- **PROVIDED RECORDS**
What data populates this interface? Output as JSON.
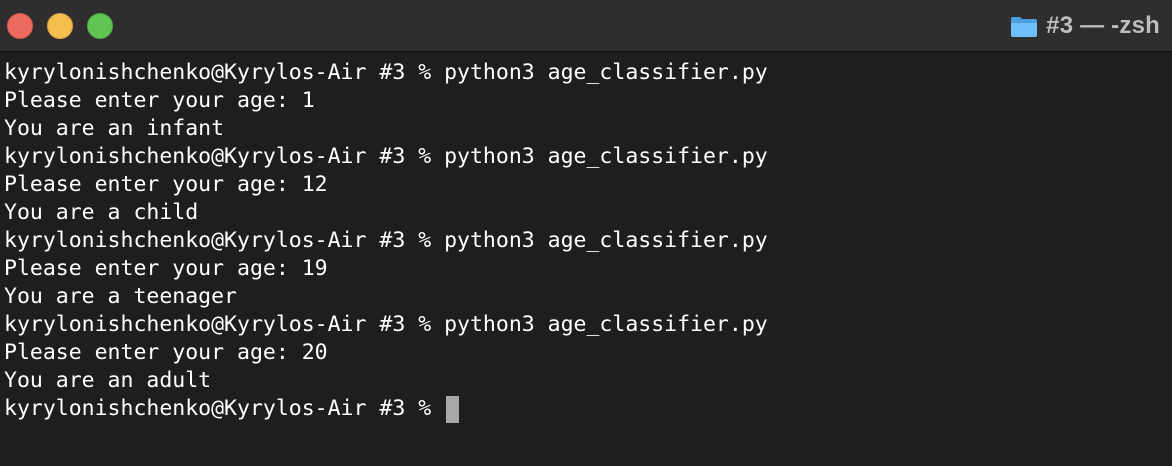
{
  "window": {
    "title": "#3 — -zsh",
    "folder_icon": "folder-icon",
    "accent_folder_color": "#5ab4f0",
    "buttons": {
      "close_color": "#ec6a5e",
      "minimize_color": "#f4bf4f",
      "zoom_color": "#61c554"
    }
  },
  "terminal": {
    "lines": [
      "kyrylonishchenko@Kyrylos-Air #3 % python3 age_classifier.py",
      "Please enter your age: 1",
      "You are an infant",
      "kyrylonishchenko@Kyrylos-Air #3 % python3 age_classifier.py",
      "Please enter your age: 12",
      "You are a child",
      "kyrylonishchenko@Kyrylos-Air #3 % python3 age_classifier.py",
      "Please enter your age: 19",
      "You are a teenager",
      "kyrylonishchenko@Kyrylos-Air #3 % python3 age_classifier.py",
      "Please enter your age: 20",
      "You are an adult"
    ],
    "current_prompt": "kyrylonishchenko@Kyrylos-Air #3 % "
  }
}
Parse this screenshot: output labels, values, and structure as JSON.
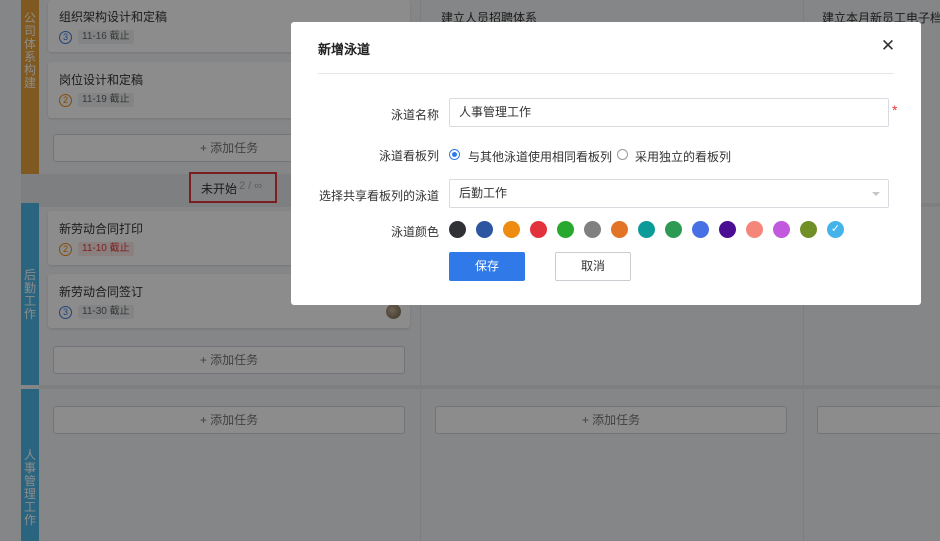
{
  "board": {
    "lanes": [
      {
        "name": [
          "公",
          "司",
          "体",
          "系",
          "构",
          "建"
        ],
        "color": "#e8a23a"
      },
      {
        "name": [
          "后",
          "勤",
          "工",
          "作"
        ],
        "color": "#4db6e5"
      },
      {
        "name": [
          "人",
          "事",
          "管",
          "理",
          "工",
          "作"
        ],
        "color": "#4db6e5"
      }
    ],
    "columns": [
      {
        "title": "建立人员招聘体系"
      },
      {
        "title": "建立本月新员工电子档"
      }
    ],
    "cards": [
      {
        "title": "组织架构设计和定稿",
        "priority": "3",
        "date": "11-16 截止"
      },
      {
        "title": "岗位设计和定稿",
        "priority": "2",
        "date": "11-19 截止"
      },
      {
        "title": "新劳动合同打印",
        "priority": "2",
        "date": "11-10 截止"
      },
      {
        "title": "新劳动合同签订",
        "priority": "3",
        "date": "11-30 截止"
      }
    ],
    "add_task_label": "+ 添加任务",
    "status_group": {
      "label": "未开始",
      "count": "2 / ∞"
    }
  },
  "modal": {
    "title": "新增泳道",
    "close_icon": "close-icon",
    "fields": {
      "name_label": "泳道名称",
      "name_value": "人事管理工作",
      "required_mark": "*",
      "board_label": "泳道看板列",
      "board_options": [
        {
          "label": "与其他泳道使用相同看板列",
          "selected": true
        },
        {
          "label": "采用独立的看板列",
          "selected": false
        }
      ],
      "share_label": "选择共享看板列的泳道",
      "share_value": "后勤工作",
      "color_label": "泳道颜色"
    },
    "colors": [
      "#2f3135",
      "#2d55a2",
      "#ee8b11",
      "#e2323e",
      "#27a92e",
      "#808080",
      "#e27327",
      "#0d9b99",
      "#2d9a53",
      "#4670e4",
      "#4b0d92",
      "#f4877a",
      "#c158de",
      "#718f27",
      "#43b3ea"
    ],
    "selected_color_index": 14,
    "save_label": "保存",
    "cancel_label": "取消"
  }
}
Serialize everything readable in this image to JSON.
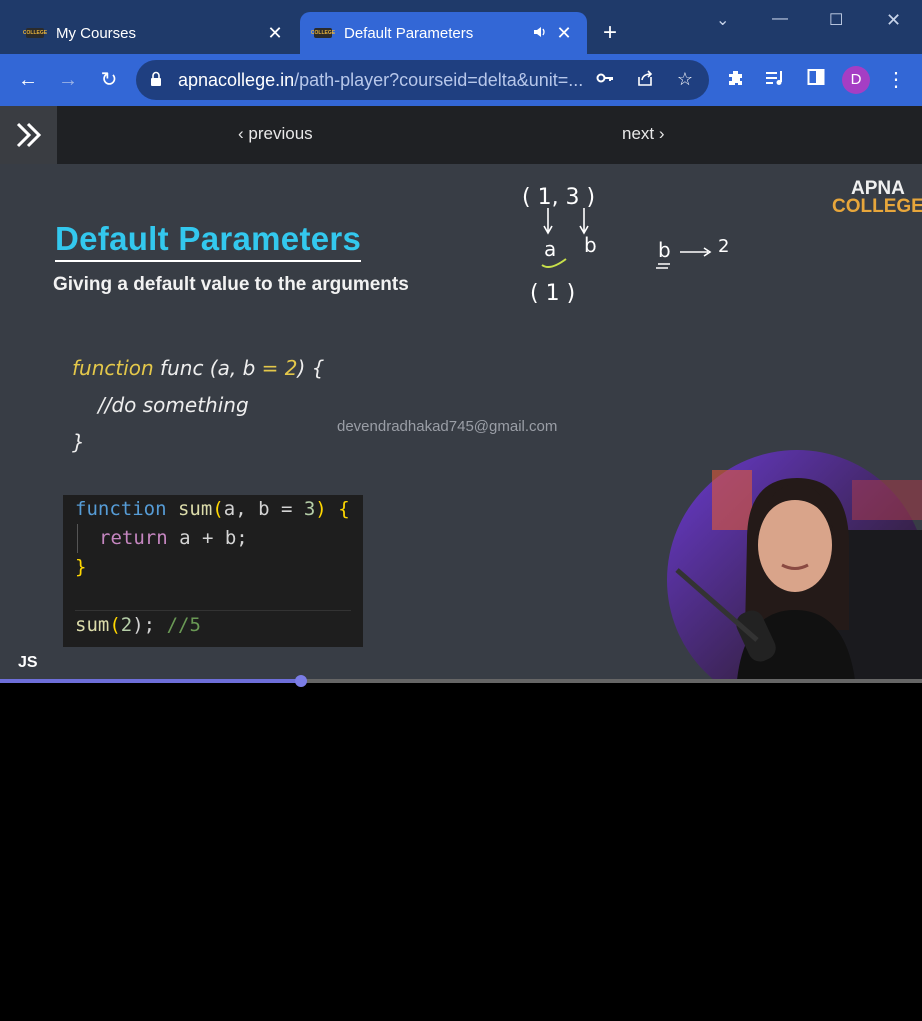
{
  "browser": {
    "tabs": [
      {
        "title": "My Courses",
        "active": false
      },
      {
        "title": "Default Parameters",
        "active": true,
        "audio": true
      }
    ],
    "favicon_text": "COLLEGE",
    "url_domain": "apnacollege.in",
    "url_path": "/path-player?courseid=delta&unit=...",
    "profile_initial": "D",
    "colors": {
      "tabbar": "#1f3a6a",
      "toolbar": "#3367d6",
      "avatar": "#a53ec4"
    }
  },
  "player_nav": {
    "previous_label": "previous",
    "next_label": "next"
  },
  "slide": {
    "title": "Default Parameters",
    "subtitle": "Giving a default value to the arguments",
    "code1": {
      "kw": "function",
      "sig_a": " func (a, b ",
      "eq": "=",
      "sp": " ",
      "two": "2",
      "sig_b": ") {",
      "body": "//do something",
      "close": "}"
    },
    "code2": {
      "fn_kw": "function",
      "fn_name": "sum",
      "paren_open": "(",
      "params": "a, b = ",
      "three": "3",
      "paren_close": ")",
      "brace_open": "{",
      "ret_kw": "return",
      "ret_expr": " a + b;",
      "brace_close": "}",
      "call_name": "sum",
      "call_arg": "2",
      "call_end": ");",
      "comment": "//5"
    },
    "handwriting": {
      "args": "( 1, 3 )",
      "a": "a",
      "b": "b",
      "one": "( 1 )",
      "b2": "b",
      "two": "2"
    },
    "watermark": "devendradhakad745@gmail.com",
    "label": "JS",
    "logo_line1": "APNA",
    "logo_line2": "COLLEGE"
  },
  "progress": {
    "fraction": 0.327
  }
}
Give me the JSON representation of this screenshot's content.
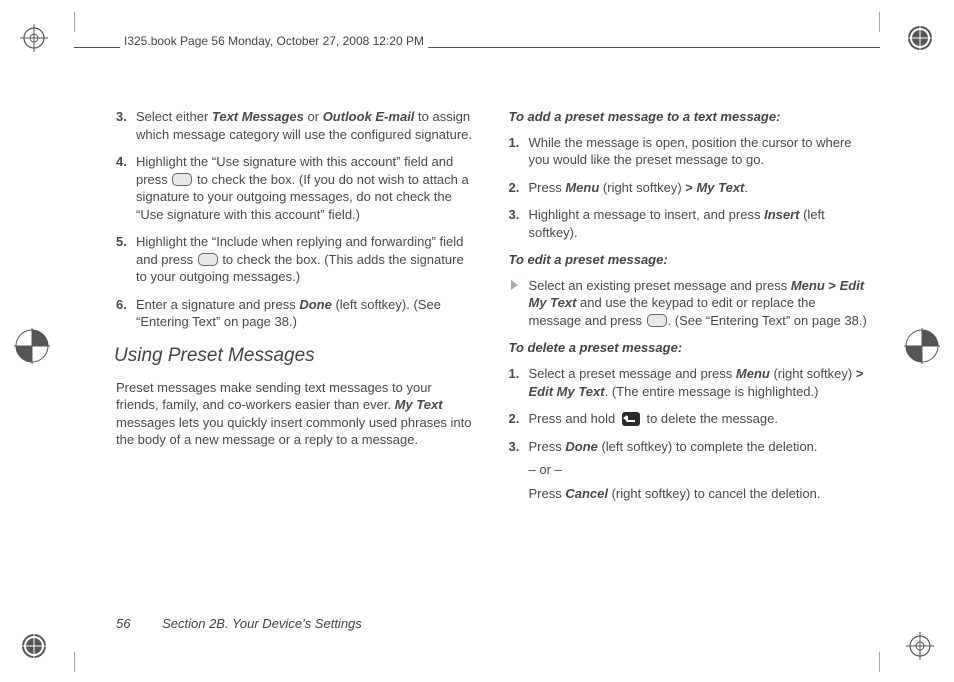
{
  "header": "I325.book  Page 56  Monday, October 27, 2008  12:20 PM",
  "left": {
    "s3_a": "Select either ",
    "s3_b": "Text Messages",
    "s3_c": " or ",
    "s3_d": "Outlook E-mail",
    "s3_e": " to assign which message category will use the configured signature.",
    "s4_a": "Highlight the “Use signature with this account” field and press ",
    "s4_b": " to check the box. (If you do not wish to attach a signature to your outgoing messages, do not check the “Use signature with this account” field.)",
    "s5_a": "Highlight the “Include when replying and forwarding” field and press ",
    "s5_b": " to check the box. (This adds the signature to your outgoing messages.)",
    "s6_a": "Enter a signature and press ",
    "s6_b": "Done",
    "s6_c": " (left softkey). (See “Entering Text” on page 38.)",
    "heading": "Using Preset Messages",
    "para_a": "Preset messages make sending text messages to your friends, family, and co-workers easier than ever. ",
    "para_b": "My Text",
    "para_c": " messages lets you quickly insert commonly used phrases into the body of a new message or a reply to a message."
  },
  "right": {
    "add_head": "To add a preset message to a text message:",
    "a1": "While the message is open, position the cursor to where you would like the preset message to go.",
    "a2_a": "Press ",
    "a2_b": "Menu",
    "a2_c": " (right softkey) ",
    "a2_d": ">",
    "a2_e": " My Text",
    "a2_f": ".",
    "a3_a": "Highlight a message to insert, and press ",
    "a3_b": "Insert",
    "a3_c": " (left softkey).",
    "edit_head": "To edit a preset message:",
    "e1_a": "Select an existing preset message and press ",
    "e1_b": "Menu",
    "e1_c": " ",
    "e1_d": ">",
    "e1_e": " Edit My Text",
    "e1_f": " and use the keypad to edit or replace the message and press ",
    "e1_g": ". (See “Entering Text” on page 38.)",
    "del_head": "To delete a preset message:",
    "d1_a": "Select a preset message and press ",
    "d1_b": "Menu",
    "d1_c": " (right softkey) ",
    "d1_d": ">",
    "d1_e": " Edit My Text",
    "d1_f": ". (The entire message is highlighted.)",
    "d2_a": "Press and hold ",
    "d2_b": " to delete the message.",
    "d3_a": "Press ",
    "d3_b": "Done",
    "d3_c": " (left softkey) to complete the deletion.",
    "or": "– or –",
    "d3_d": "Press ",
    "d3_e": "Cancel",
    "d3_f": " (right softkey) to cancel the deletion."
  },
  "footer": {
    "page": "56",
    "section": "Section 2B. Your Device’s Settings"
  }
}
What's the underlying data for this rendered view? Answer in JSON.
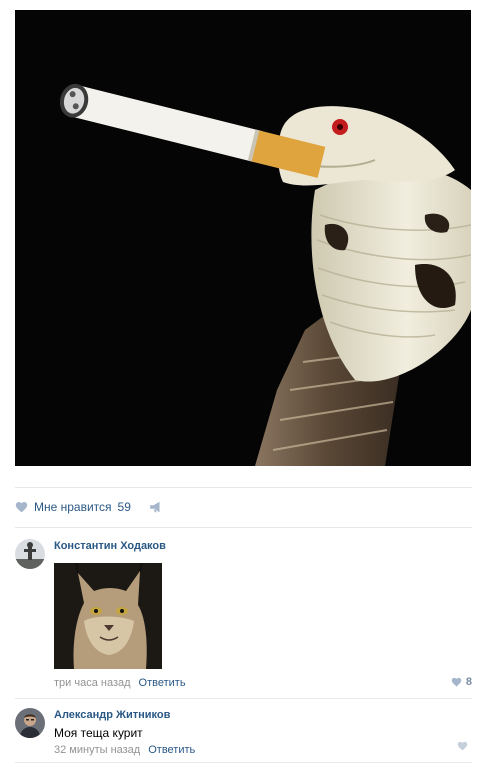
{
  "post": {
    "like_label": "Мне нравится",
    "like_count": "59"
  },
  "comments": [
    {
      "author": "Константин Ходаков",
      "text": "",
      "time": "три часа назад",
      "reply_label": "Ответить",
      "likes": "8"
    },
    {
      "author": "Александр Житников",
      "text": "Моя теща курит",
      "time": "32 минуты назад",
      "reply_label": "Ответить",
      "likes": ""
    }
  ],
  "colors": {
    "link": "#2a5885",
    "meta": "#939393",
    "like_icon": "#a5b6cc",
    "divider": "#e7e8ec"
  },
  "icons": {
    "like": "heart-icon",
    "share": "megaphone-icon"
  }
}
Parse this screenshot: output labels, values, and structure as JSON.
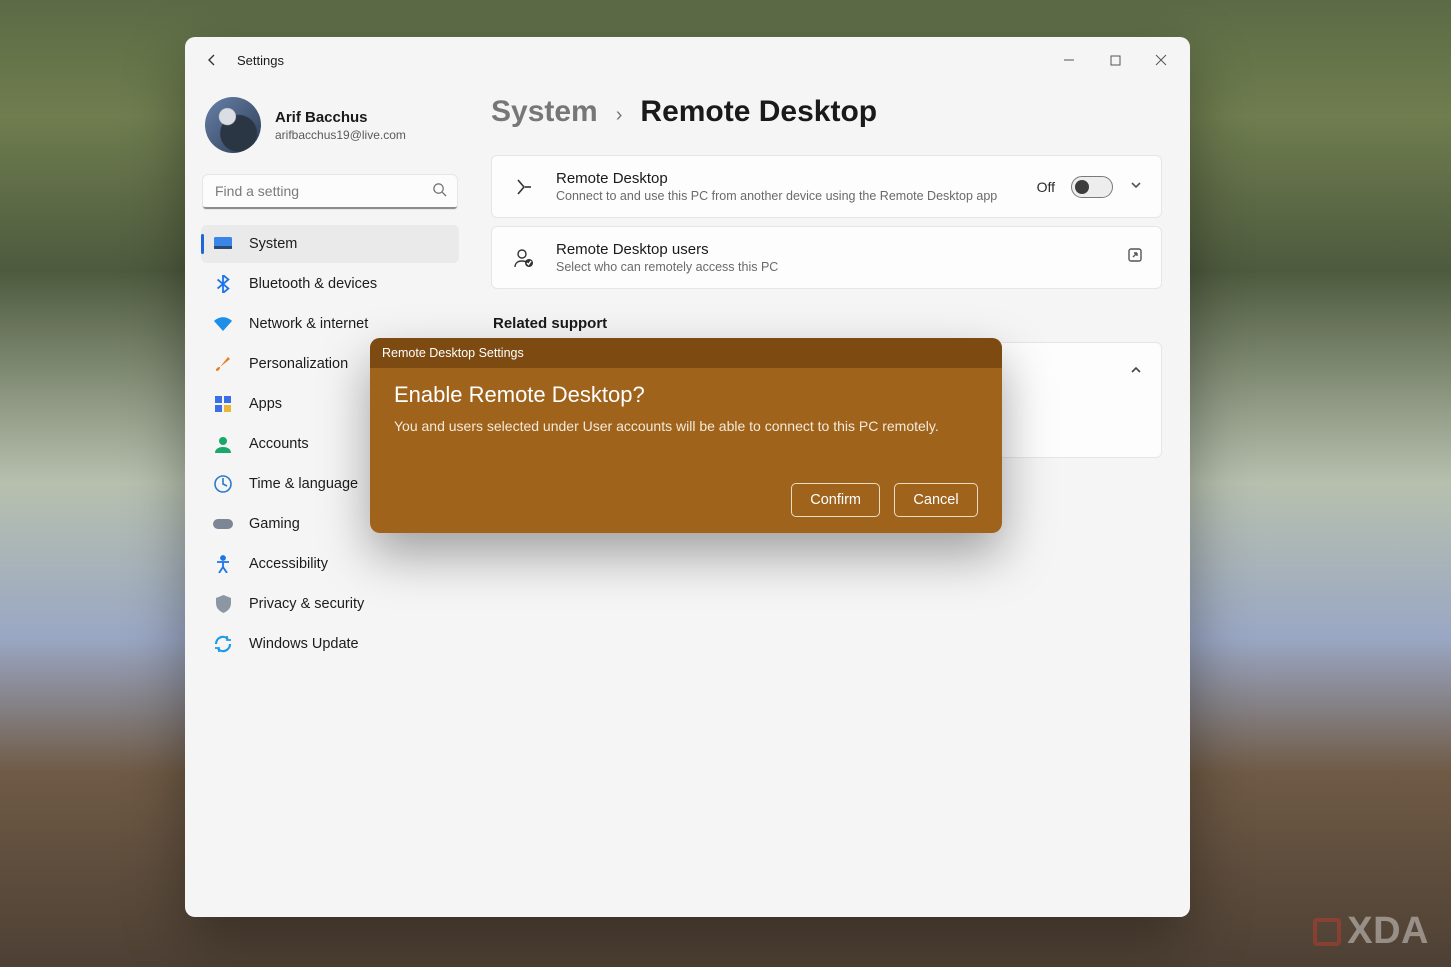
{
  "window": {
    "back_label": "Back",
    "title": "Settings",
    "min_label": "Minimize",
    "max_label": "Maximize",
    "close_label": "Close"
  },
  "profile": {
    "name": "Arif Bacchus",
    "email": "arifbacchus19@live.com"
  },
  "search": {
    "placeholder": "Find a setting"
  },
  "sidebar": {
    "items": [
      {
        "label": "System",
        "active": true
      },
      {
        "label": "Bluetooth & devices"
      },
      {
        "label": "Network & internet"
      },
      {
        "label": "Personalization"
      },
      {
        "label": "Apps"
      },
      {
        "label": "Accounts"
      },
      {
        "label": "Time & language"
      },
      {
        "label": "Gaming"
      },
      {
        "label": "Accessibility"
      },
      {
        "label": "Privacy & security"
      },
      {
        "label": "Windows Update"
      }
    ]
  },
  "breadcrumb": {
    "parent": "System",
    "current": "Remote Desktop"
  },
  "cards": {
    "remote_desktop": {
      "title": "Remote Desktop",
      "sub": "Connect to and use this PC from another device using the Remote Desktop app",
      "state_label": "Off"
    },
    "users": {
      "title": "Remote Desktop users",
      "sub": "Select who can remotely access this PC"
    }
  },
  "related_support_label": "Related support",
  "modal": {
    "titlebar": "Remote Desktop Settings",
    "heading": "Enable Remote Desktop?",
    "text": "You and users selected under User accounts will be able to connect to this PC remotely.",
    "confirm": "Confirm",
    "cancel": "Cancel"
  },
  "watermark": "XDA"
}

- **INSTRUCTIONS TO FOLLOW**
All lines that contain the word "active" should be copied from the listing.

- **REPLY**
        "active": false
        "active": true,
        "active": true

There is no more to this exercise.